Prime Minister Theresa May's DUP allies have urged the Government to introduce UK-wide laws protecting soldiers in multiple wars from prosecution.
Lagan Valley MP Sir Jeffrey Donaldson said a statute of limitations for the armed forces should also cover conflicts like Iraq and Afghanistan.
He warned that confining it to Northern Ireland could lead to IRA pressure for an amnesty.
Senior members of the Cabinet, including Defence Secretary Gavin Williamson, had expressed concerns that military veterans might not have enough protection under a proposed system for addressing historic wrongdoing in Northern Ireland.
Sir Jeffrey said: "A statute of limitations is a much broader issue. We believe it should be dealt with separately from the legacy proposals.
"If you introduce a statute of limitations which relates only to Northern Ireland and our troubled past, organisations like the IRA would then press for an amnesty for their members and we believe it would be completely unacceptable to equate members of the armed forces with members of an illegal terrorist organisation."
Under a confidence and supply arrangement, the DUP's 10 MPs are supporting the minority Conservative Government on key votes like Brexit.
Sir Jeffrey added: "We don't believe it would be appropriate to try and equate terrorists with members of the armed forces.
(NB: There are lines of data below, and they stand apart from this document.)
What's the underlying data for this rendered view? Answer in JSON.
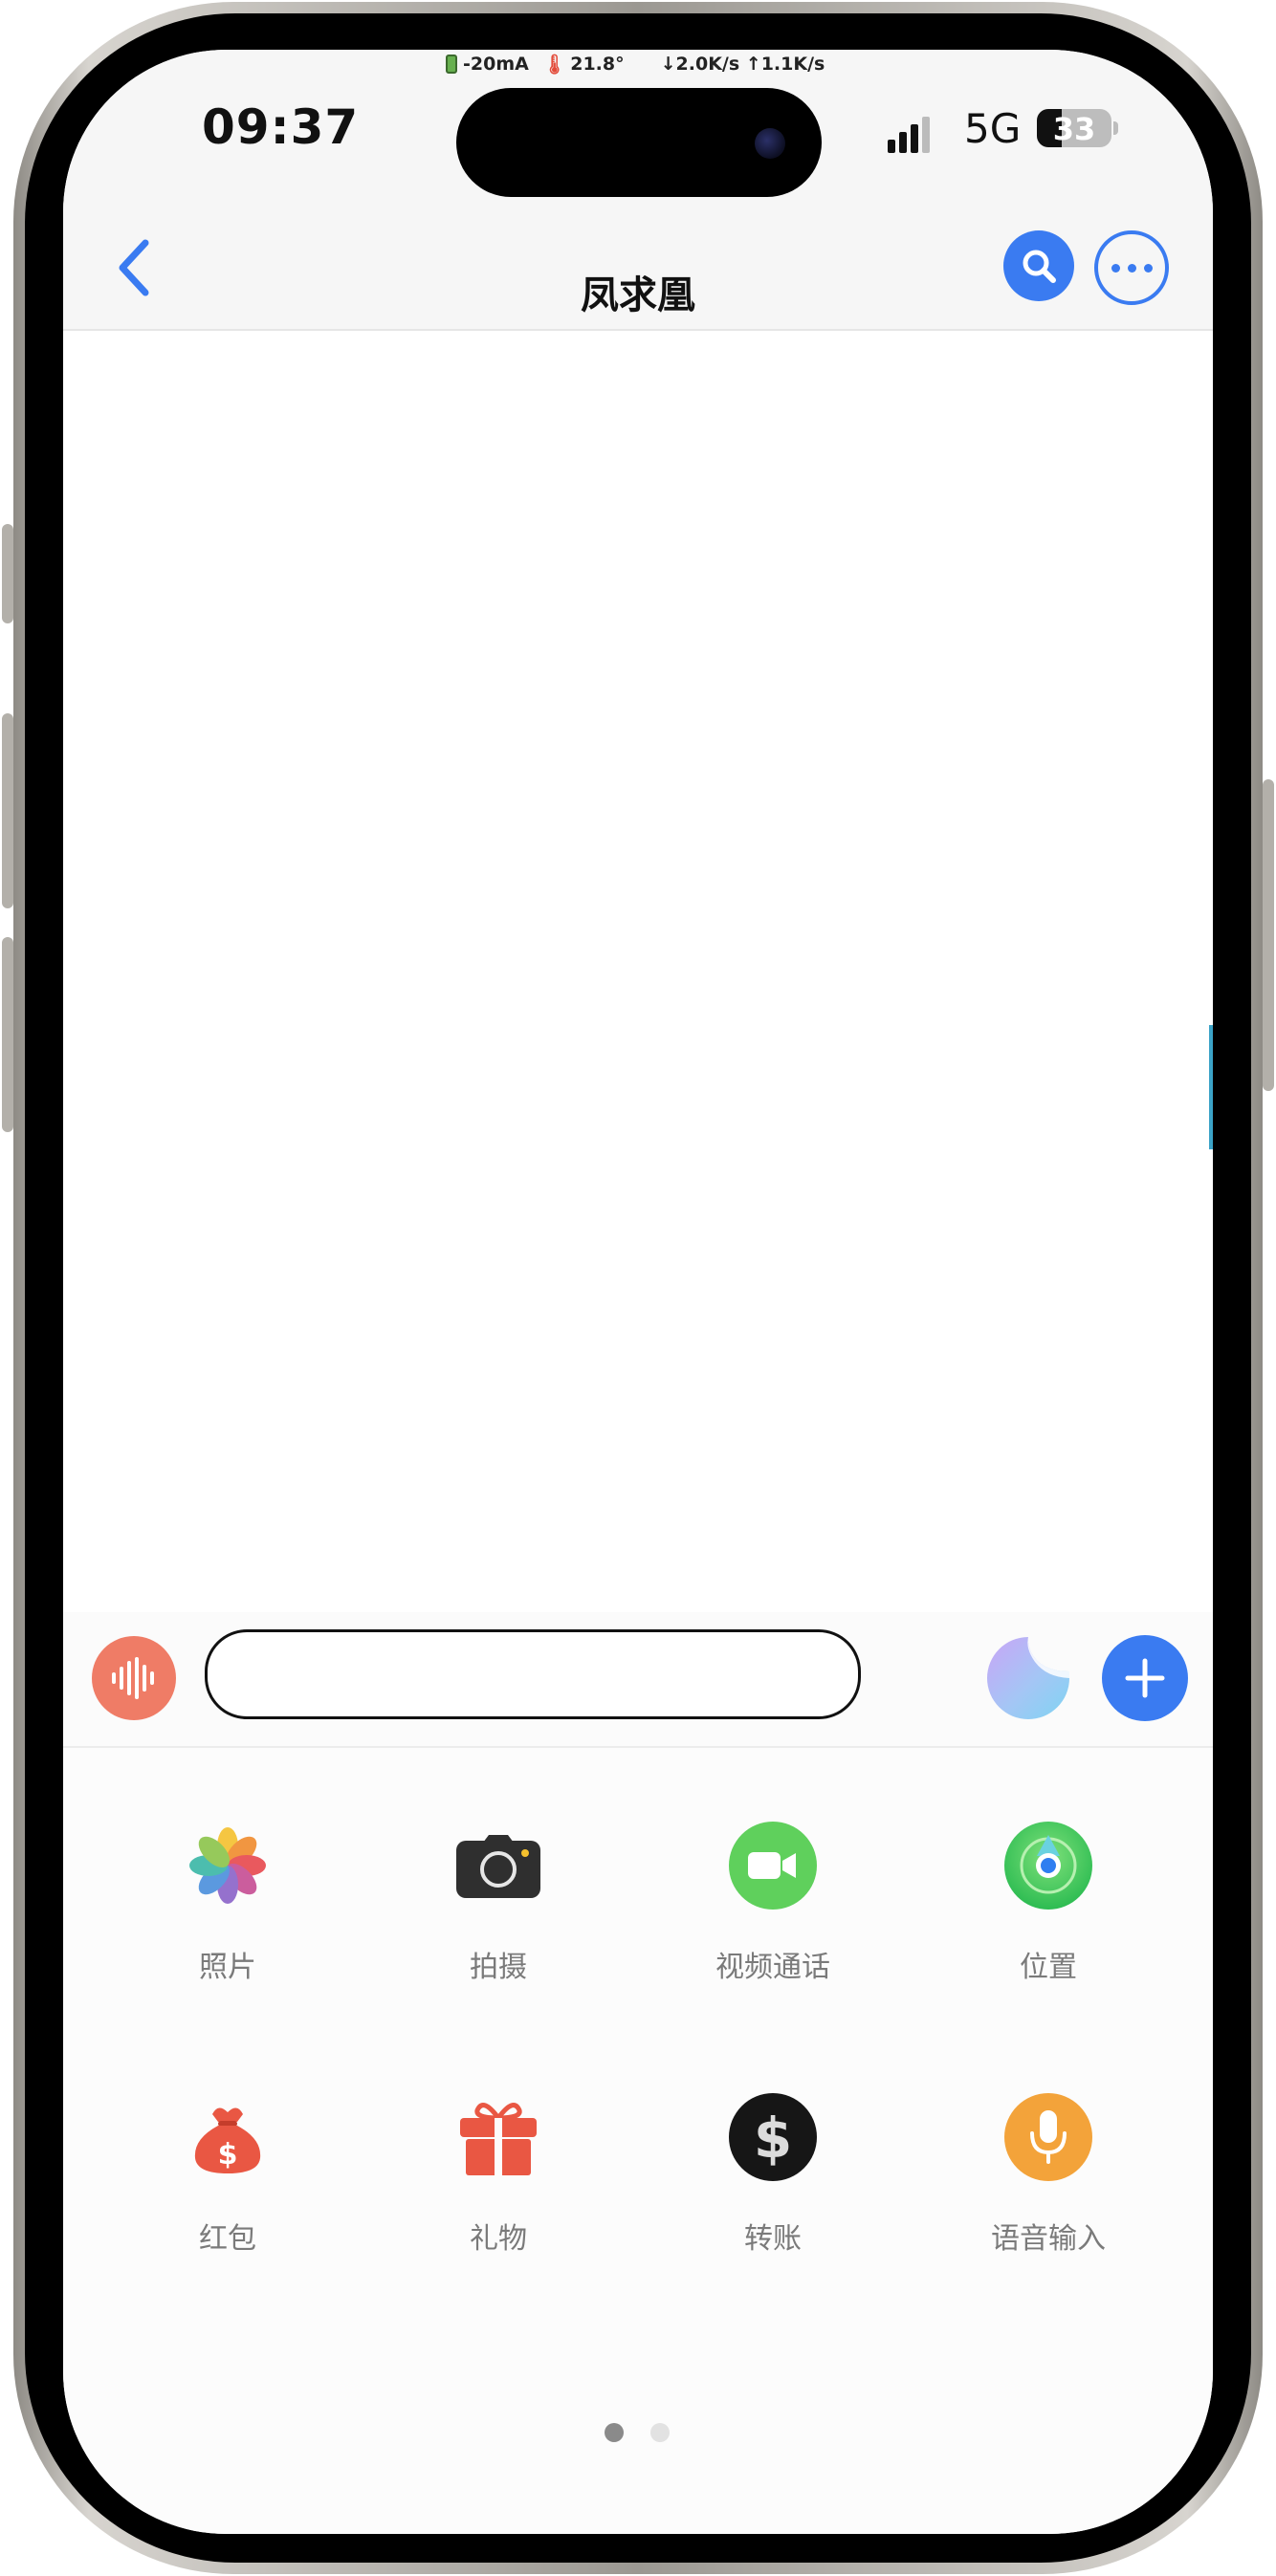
{
  "device_status_overlay": {
    "current": "-20mA",
    "temperature": "21.8°",
    "net_speed": "↓2.0K/s ↑1.1K/s"
  },
  "status_bar": {
    "time": "09:37",
    "network": "5G",
    "battery": "33",
    "battery_level": 0.33
  },
  "header": {
    "title": "凤求凰",
    "back_icon": "chevron-left-icon",
    "search_icon": "search-icon",
    "more_icon": "more-icon"
  },
  "input_bar": {
    "voice_icon": "voice-waveform-icon",
    "placeholder": "",
    "sticker_icon": "sticker-icon",
    "plus_icon": "plus-icon"
  },
  "panel": {
    "items": [
      {
        "label": "照片",
        "icon": "photos-icon"
      },
      {
        "label": "拍摄",
        "icon": "camera-icon"
      },
      {
        "label": "视频通话",
        "icon": "video-call-icon"
      },
      {
        "label": "位置",
        "icon": "location-icon"
      },
      {
        "label": "红包",
        "icon": "red-packet-icon"
      },
      {
        "label": "礼物",
        "icon": "gift-icon"
      },
      {
        "label": "转账",
        "icon": "transfer-icon"
      },
      {
        "label": "语音输入",
        "icon": "microphone-icon"
      }
    ],
    "page_count": 2,
    "current_page": 1
  },
  "colors": {
    "accent": "#3a7bf1",
    "voice": "#ef7c66",
    "red": "#e95743",
    "green": "#5fd05c",
    "orange": "#f3a33a"
  }
}
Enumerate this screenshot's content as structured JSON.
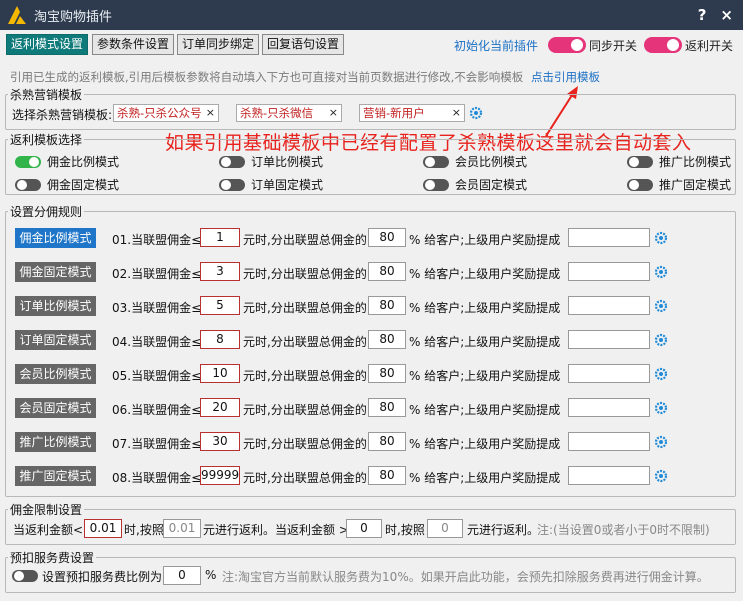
{
  "window": {
    "title": "淘宝购物插件",
    "help_label": "?",
    "close_label": "×"
  },
  "toolbar": {
    "tabs": [
      "返利模式设置",
      "参数条件设置",
      "订单同步绑定",
      "回复语句设置"
    ],
    "init_link": "初始化当前插件",
    "sync_switch_label": "同步开关",
    "rebate_switch_label": "返利开关"
  },
  "hint": {
    "text": "引用已生成的返利模板,引用后模板参数将自动填入下方也可直接对当前页数据进行修改,不会影响模板",
    "link": "点击引用模板"
  },
  "killfam": {
    "legend": "杀熟营销模板",
    "label": "选择杀熟营销模板:",
    "tags": [
      "杀熟-只杀公众号",
      "杀熟-只杀微信",
      "营销-新用户"
    ]
  },
  "annotation": {
    "text": "如果引用基础模板中已经有配置了杀熟模板这里就会自动套入"
  },
  "mode_select": {
    "legend": "返利模板选择",
    "options": [
      "佣金比例模式",
      "订单比例模式",
      "会员比例模式",
      "推广比例模式",
      "佣金固定模式",
      "订单固定模式",
      "会员固定模式",
      "推广固定模式"
    ]
  },
  "rules": {
    "legend": "设置分佣规则",
    "buttons": [
      "佣金比例模式",
      "佣金固定模式",
      "订单比例模式",
      "订单固定模式",
      "会员比例模式",
      "会员固定模式",
      "推广比例模式",
      "推广固定模式"
    ],
    "rows": [
      {
        "prefix": "01.当联盟佣金≤",
        "threshold": "1",
        "percent": "80"
      },
      {
        "prefix": "02.当联盟佣金≤",
        "threshold": "3",
        "percent": "80"
      },
      {
        "prefix": "03.当联盟佣金≤",
        "threshold": "5",
        "percent": "80"
      },
      {
        "prefix": "04.当联盟佣金≤",
        "threshold": "8",
        "percent": "80"
      },
      {
        "prefix": "05.当联盟佣金≤",
        "threshold": "10",
        "percent": "80"
      },
      {
        "prefix": "06.当联盟佣金≤",
        "threshold": "20",
        "percent": "80"
      },
      {
        "prefix": "07.当联盟佣金≤",
        "threshold": "30",
        "percent": "80"
      },
      {
        "prefix": "08.当联盟佣金≤",
        "threshold": "99999",
        "percent": "80"
      }
    ],
    "mid_text": "元时,分出联盟总佣金的",
    "suffix_text": "% 给客户;上级用户奖励提成"
  },
  "limit": {
    "legend": "佣金限制设置",
    "t1": "当返利金额<",
    "v1": "0.01",
    "t2": "时,按照",
    "v2": "0.01",
    "t3": "元进行返利。当返利金额 >",
    "v3": "0",
    "t4": "时,按照",
    "v4": "0",
    "t5": "元进行返利。",
    "note": "注:(当设置0或者小于0时不限制)"
  },
  "fee": {
    "legend": "预扣服务费设置",
    "label": "设置预扣服务费比例为",
    "value": "0",
    "pct": "%",
    "note": "注:淘宝官方当前默认服务费为10%。如果开启此功能，会预先扣除服务费再进行佣金计算。"
  }
}
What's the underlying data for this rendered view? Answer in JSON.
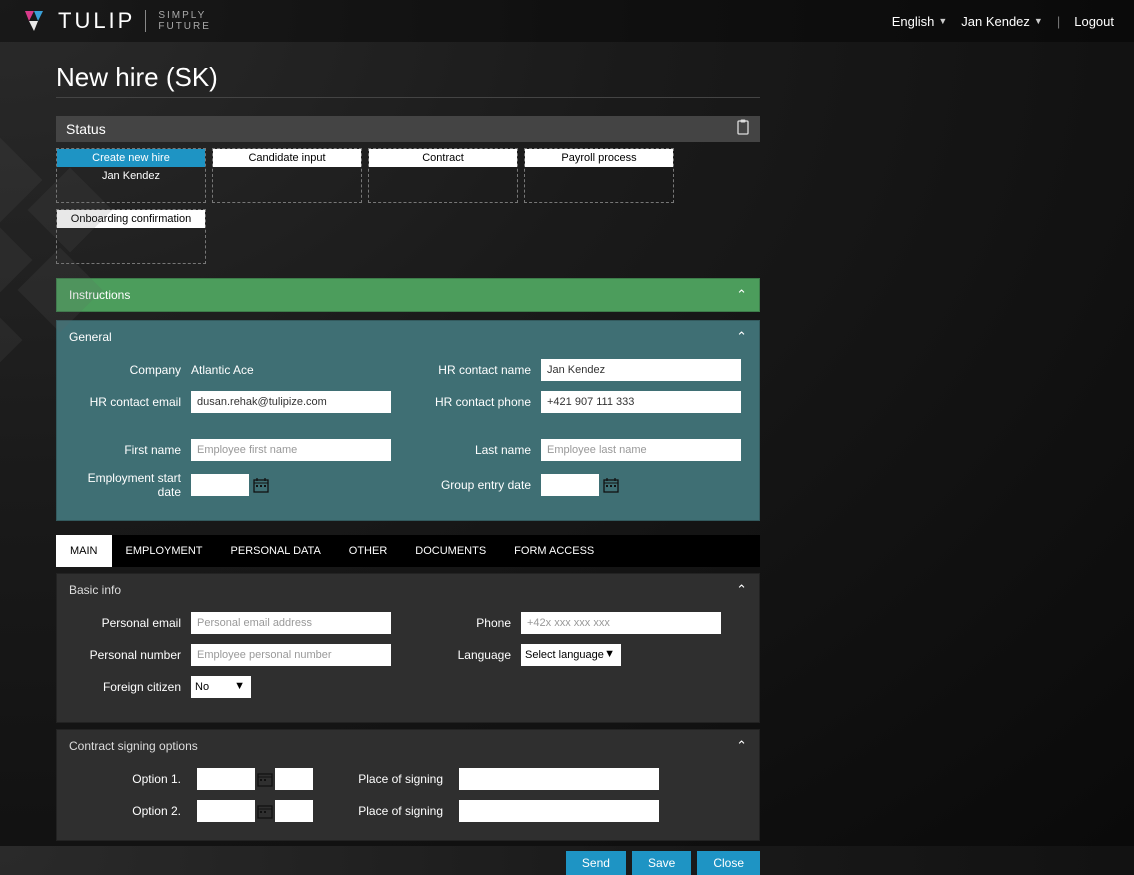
{
  "brand": {
    "name": "TULIP",
    "tag1": "SIMPLY",
    "tag2": "FUTURE"
  },
  "top": {
    "language": "English",
    "user": "Jan Kendez",
    "logout": "Logout"
  },
  "page_title": "New hire (SK)",
  "status": {
    "label": "Status"
  },
  "stages": {
    "s1": {
      "title": "Create new hire",
      "user": "Jan Kendez"
    },
    "s2": {
      "title": "Candidate input"
    },
    "s3": {
      "title": "Contract"
    },
    "s4": {
      "title": "Payroll process"
    },
    "s5": {
      "title": "Onboarding confirmation"
    }
  },
  "instructions": {
    "label": "Instructions"
  },
  "general": {
    "label": "General",
    "company_label": "Company",
    "company_value": "Atlantic Ace",
    "hr_name_label": "HR contact name",
    "hr_name_value": "Jan Kendez",
    "hr_email_label": "HR contact email",
    "hr_email_value": "dusan.rehak@tulipize.com",
    "hr_phone_label": "HR contact phone",
    "hr_phone_value": "+421 907 111 333",
    "first_name_label": "First name",
    "first_name_ph": "Employee first name",
    "last_name_label": "Last name",
    "last_name_ph": "Employee last name",
    "emp_start_label": "Employment start date",
    "group_entry_label": "Group entry date"
  },
  "tabs": {
    "main": "MAIN",
    "employment": "EMPLOYMENT",
    "personal": "PERSONAL DATA",
    "other": "OTHER",
    "documents": "DOCUMENTS",
    "access": "FORM ACCESS"
  },
  "basic": {
    "label": "Basic info",
    "pemail_label": "Personal email",
    "pemail_ph": "Personal email address",
    "phone_label": "Phone",
    "phone_ph": "+42x xxx xxx xxx",
    "pnum_label": "Personal number",
    "pnum_ph": "Employee personal number",
    "lang_label": "Language",
    "lang_ph": "Select language",
    "foreign_label": "Foreign citizen",
    "foreign_value": "No"
  },
  "signing": {
    "label": "Contract signing options",
    "opt1": "Option 1.",
    "opt2": "Option 2.",
    "place": "Place of signing"
  },
  "buttons": {
    "send": "Send",
    "save": "Save",
    "close": "Close"
  }
}
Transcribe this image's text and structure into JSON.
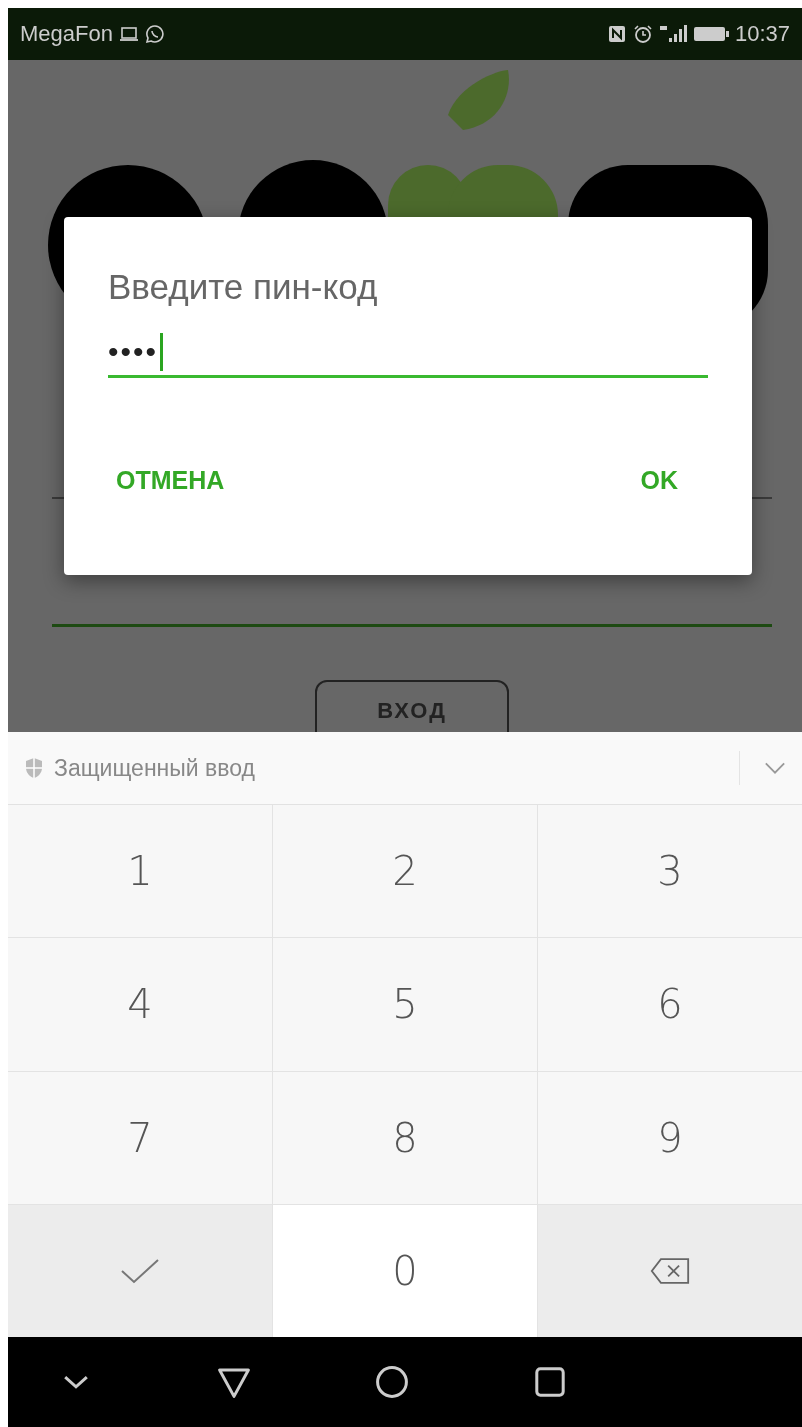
{
  "status_bar": {
    "carrier": "MegaFon",
    "time": "10:37"
  },
  "background": {
    "login_button": "ВХОД"
  },
  "dialog": {
    "title": "Введите пин-код",
    "pin_field": {
      "value": "••••",
      "focused": true
    },
    "buttons": [
      {
        "label": "ОТМЕНА",
        "kind": "cancel"
      },
      {
        "label": "OK",
        "kind": "confirm"
      }
    ]
  },
  "keyboard": {
    "title": "Защищенный ввод",
    "keys": [
      {
        "kind": "digit",
        "label": "1"
      },
      {
        "kind": "digit",
        "label": "2"
      },
      {
        "kind": "digit",
        "label": "3"
      },
      {
        "kind": "digit",
        "label": "4"
      },
      {
        "kind": "digit",
        "label": "5"
      },
      {
        "kind": "digit",
        "label": "6"
      },
      {
        "kind": "digit",
        "label": "7"
      },
      {
        "kind": "digit",
        "label": "8"
      },
      {
        "kind": "digit",
        "label": "9"
      },
      {
        "kind": "done"
      },
      {
        "kind": "digit",
        "label": "0"
      },
      {
        "kind": "backspace"
      }
    ]
  }
}
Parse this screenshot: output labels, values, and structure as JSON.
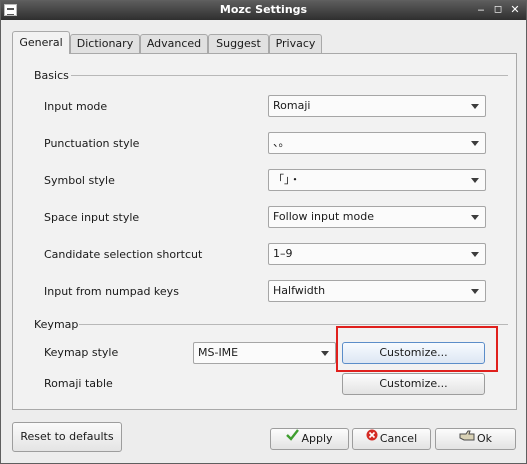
{
  "window": {
    "title": "Mozc Settings"
  },
  "tabs": [
    {
      "label": "General",
      "active": true
    },
    {
      "label": "Dictionary"
    },
    {
      "label": "Advanced"
    },
    {
      "label": "Suggest"
    },
    {
      "label": "Privacy"
    }
  ],
  "basics": {
    "title": "Basics",
    "rows": [
      {
        "label": "Input mode",
        "value": "Romaji"
      },
      {
        "label": "Punctuation style",
        "value": "、。"
      },
      {
        "label": "Symbol style",
        "value": "「」・"
      },
      {
        "label": "Space input style",
        "value": "Follow input mode"
      },
      {
        "label": "Candidate selection shortcut",
        "value": "1–9"
      },
      {
        "label": "Input from numpad keys",
        "value": "Halfwidth"
      }
    ]
  },
  "keymap": {
    "title": "Keymap",
    "style_label": "Keymap style",
    "style_value": "MS-IME",
    "customize_label": "Customize...",
    "romaji_label": "Romaji table",
    "romaji_customize_label": "Customize..."
  },
  "buttons": {
    "reset": "Reset to defaults",
    "apply": "Apply",
    "cancel": "Cancel",
    "ok": "Ok"
  },
  "colors": {
    "highlight": "#e0201d",
    "apply_icon": "#3f9e2f",
    "cancel_icon": "#d42b24"
  }
}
"That is why we don't believe that the statute should be linked to the legacy proposals, which should focus on investigation into the 90% of violence carried out by terrorists."
He said: "The issues related to a statute of limitations for the armed forces should be dealt with on a national basis UK-wide and should cover conflicts such as Iraq and Afghanistan."
The 1998 Belfast Agreement, which largely ended decades of violence in which thousands were killed, provided for the early release of republican and loyalist prisoners within two years.
Some senior MPs had urged a statute of limitation which would prevent anyone from facing trial for offences that happened during the conflict, including former servicemen and paramilitaries.
Victims' representatives, Sinn Fein, the DUP and the Irish Government voiced concerns.
Mechanisms to deal with the conflict legacy were agreed in the 2014 Stormont House Agreement; an amnesty was not among them.
The proposals, including a new independent investigatory unit, a truth recovery body and an oral archive, had been on ice due to a small number of outstanding Stormont political disputes.
Northern Ireland Secretary Karen Bradley had been expected to publish proposals soon.